Creating a draft for a book cover design takes many hours of design work, but what most authors won’t necessarily be aware of is the amount of research and development prior to even opening up Photoshop and beginning the cover.
When any new author comes to you with their book, they will have already formed ideas of what they would like to see upon the front page, this is perfectly normal as you can imagine, when you spend anything up to a year writing the manuscript you know the book better than anyone else.
From the designer’s point of view the first interactions with your author will be on getting as much detail about their work as possible, and for this part you really need to cover all of those minor details too. When an author tells you that the hero within the story is male, 35 and 6ft tall you still need to know a little more than just that.
Understanding those smaller details will (for example) ensure that the character upon the front page has the same color eyes as he does within the book itself. This means that the design is less likely to be affected by large revisions after the draft has been reviewed, it also ensures that the client is happy with the progress of the project and timescales are met.
In order to get these details (not only of the characters but of the book’s overall concept) we ask many questions and also use a tailored brief form to draw out the essence of the book, but one of our favorite things to ask an author is for them to sell us the book in just 30 seconds. Putting an author on the spot like that really gets them to pinpoint the most important elements within the book and as such the details which should feature within its cover.
Once we have all of this information we then set about researching the market for this specific genre and type of book, this has been made a great deal easier over the years and something that is straightforward to keep abreast of with the use of modern media and research tools. It is an important element of book cover design as it ensures that the design we create is both fitting for the book but appealing to the author’s desired audience.
From here we start the initial stages of brain-storming ideas for the front page, using the information from the research and that from the author we are able to condense the focal points of the book into elements to represent.

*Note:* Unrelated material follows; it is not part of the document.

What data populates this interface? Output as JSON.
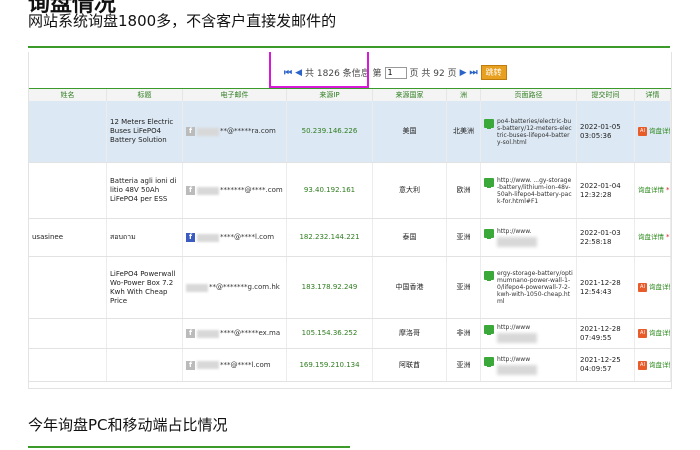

This stage can take a day or two as it calls of the free flowing and development of ideas at their very basic to rough mock ups (normally hand drawn) which will be taken further in the draft stage.
When we start to actually create the drafts we will have already spent many hours developing the ideas and concepts behind those ideas, the actual creation process will still take time in order to create something that the author will be proud of (the best compliment we get is when an author tells us that it was too difficult to choose just one of the drafts!)